Bob Dylan has tried on so many new hats recently - radio DJ, bestselling author, lingerie salesman - that it is almost a surprise to find him coming out with a good old-fashioned studio album. And old-fashioned this one certainly is. Despite its title, Modern Times is a backward nod to the world of Dylan's boyhood, conjuring up an atmosphere of smoke-filled dance halls and crooners in dinner jackets. The sentiments are equally mellifluous. "When you're with me/I'm a thousand times happier than I could ever say," Dylan intones on the lilting, quasi-mystical "Spirit on the Water". For a man who once fired off put-downs faster than George Bush spews out malapropisms, that's quite a departure.
To be fair, Dylan has been heading down this road for some time. His previous two albums, Time Out of Mind (1997) and Love and Theft (2001), marked a shift towards a softer-edged sound. And yet on neither record did he embrace schmaltz with as much gusto as he does here. But, predictably, it is schmaltz of a singular kind, tempered by Dylan's cracked voice and the underlying mood of blackness in the jaunty rhythms and sentimental turns of phrase. Preoccupied with endings and finality, Modern Times is an old man's work, with several songs ("When the Deal Goes Down", "Beyond the Horizon") gesturing to a shadowy hereafter. And then there's the marvellous, wrenching "Nettie Moore", with its doleful, world-closing-in chorus ("I loved you then, and ever shall/But there's no one left to tell/The world has gone black before my eyes").
Lyrically, Modern Times contains plenty that satisfies, but nothing really astonishing. The album kicks off with the foot-stomping boogie-woogie number "Thunder on the Mountain", in which Dylan good-humouredly (if somewhat improbably) claims to have "been thinkin' about Alicia Keys". The anthemic "Workingman's Blues #2" just about gets away with the line: "The buyin' power of the proletariat's gone down." In truth, Dylan's lyrics have for some time been more the background than the main event; analyse them too closely, and the "genius" label seems misplaced.
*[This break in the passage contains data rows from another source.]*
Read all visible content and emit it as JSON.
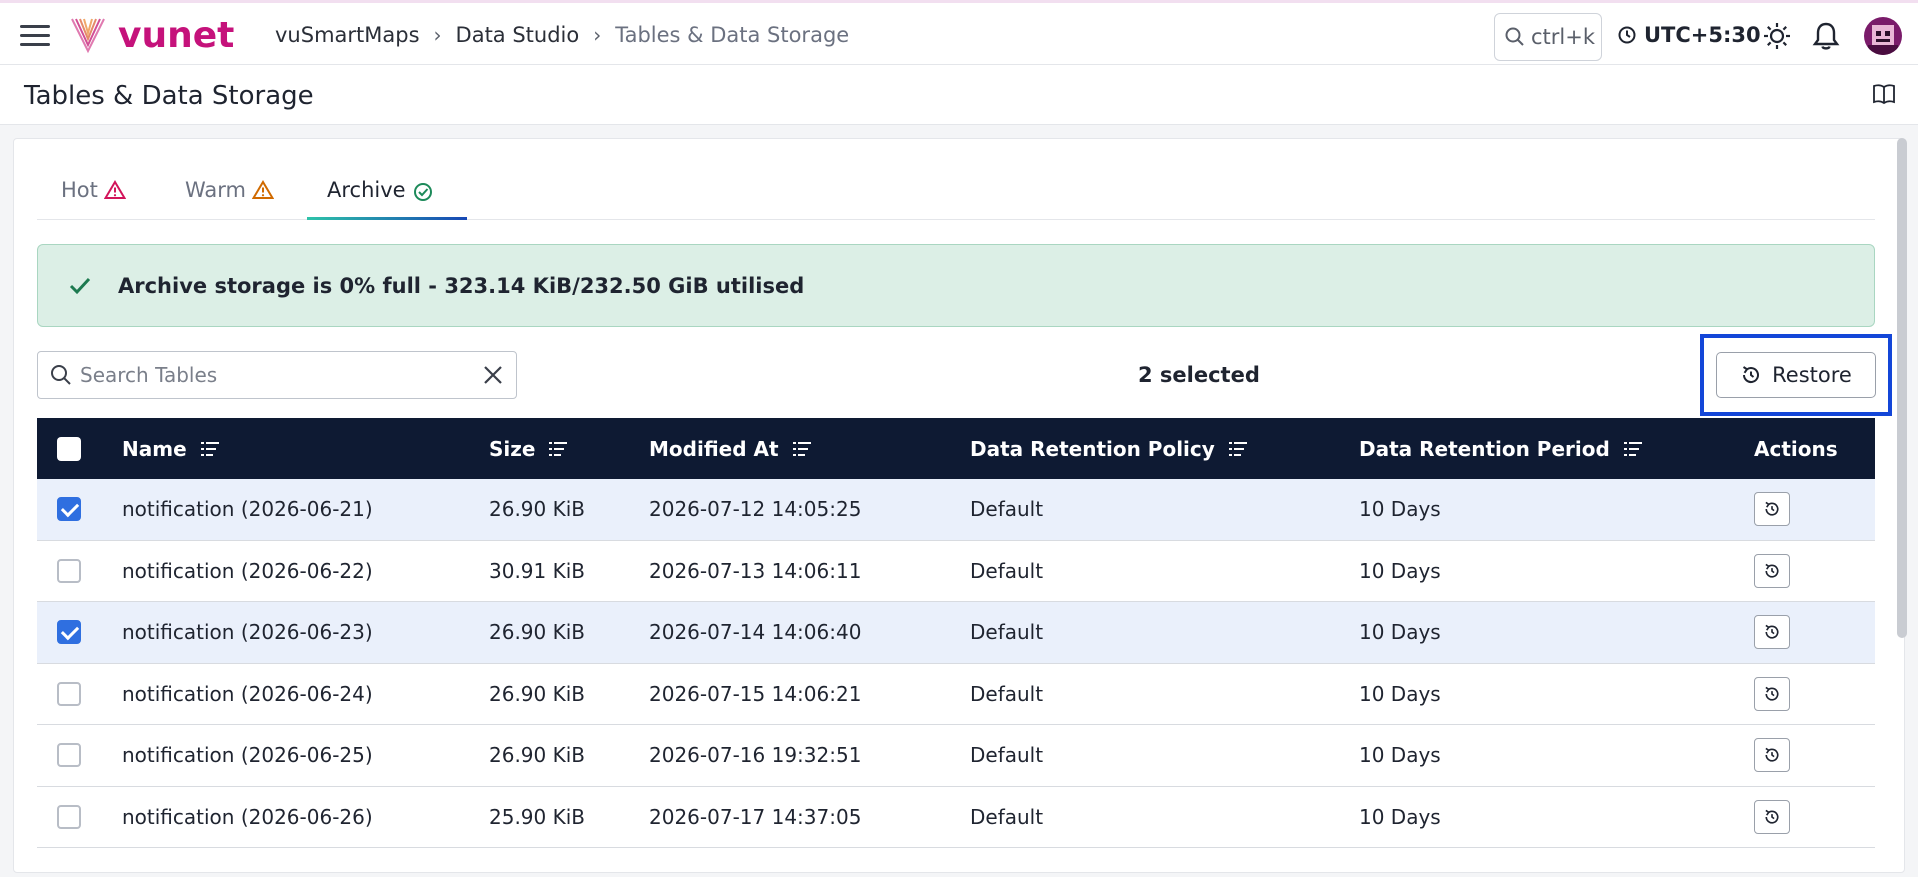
{
  "header": {
    "logo_text": "vunet",
    "breadcrumbs": [
      "vuSmartMaps",
      "Data Studio",
      "Tables & Data Storage"
    ],
    "search_shortcut": "ctrl+k",
    "timezone": "UTC+5:30"
  },
  "page": {
    "title": "Tables & Data Storage"
  },
  "tabs": [
    {
      "label": "Hot",
      "icon": "warning-icon",
      "color": "#d2145a"
    },
    {
      "label": "Warm",
      "icon": "warning-icon",
      "color": "#d06a00"
    },
    {
      "label": "Archive",
      "icon": "check-circle-icon",
      "color": "#1d8a5a",
      "active": true
    }
  ],
  "alert": {
    "text": "Archive storage is 0% full - 323.14 KiB/232.50 GiB utilised",
    "color": "#1d7a50"
  },
  "toolbar": {
    "search_placeholder": "Search Tables",
    "selected_text": "2 selected",
    "restore_label": "Restore"
  },
  "table": {
    "columns": [
      "Name",
      "Size",
      "Modified At",
      "Data Retention Policy",
      "Data Retention Period",
      "Actions"
    ],
    "rows": [
      {
        "name": "notification (2026-06-21)",
        "size": "26.90 KiB",
        "modified": "2026-07-12 14:05:25",
        "policy": "Default",
        "period": "10 Days",
        "checked": true
      },
      {
        "name": "notification (2026-06-22)",
        "size": "30.91 KiB",
        "modified": "2026-07-13 14:06:11",
        "policy": "Default",
        "period": "10 Days",
        "checked": false
      },
      {
        "name": "notification (2026-06-23)",
        "size": "26.90 KiB",
        "modified": "2026-07-14 14:06:40",
        "policy": "Default",
        "period": "10 Days",
        "checked": true
      },
      {
        "name": "notification (2026-06-24)",
        "size": "26.90 KiB",
        "modified": "2026-07-15 14:06:21",
        "policy": "Default",
        "period": "10 Days",
        "checked": false
      },
      {
        "name": "notification (2026-06-25)",
        "size": "26.90 KiB",
        "modified": "2026-07-16 19:32:51",
        "policy": "Default",
        "period": "10 Days",
        "checked": false
      },
      {
        "name": "notification (2026-06-26)",
        "size": "25.90 KiB",
        "modified": "2026-07-17 14:37:05",
        "policy": "Default",
        "period": "10 Days",
        "checked": false
      }
    ]
  }
}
Happily, however, Dylan's two other great assets - his remarkably consistent songwriting and his often underappreciated voice - remain undiminished. There are only a couple of dud tracks on Modern Times; all the others repay multiple listenings. And Dylan's vocals are a wonder. The high-pitched nasal whine has dropped a few notches and metamorphosed into a husky, whiskey-soaked drawl; as such it is perfectly suited to the arch, weary but still hopeful tone of Modern Times. At one point Dylan asks, with amused defiance: "You think I'm over the hill/You think I'm past my prime?" This album proves that there's life in him yet.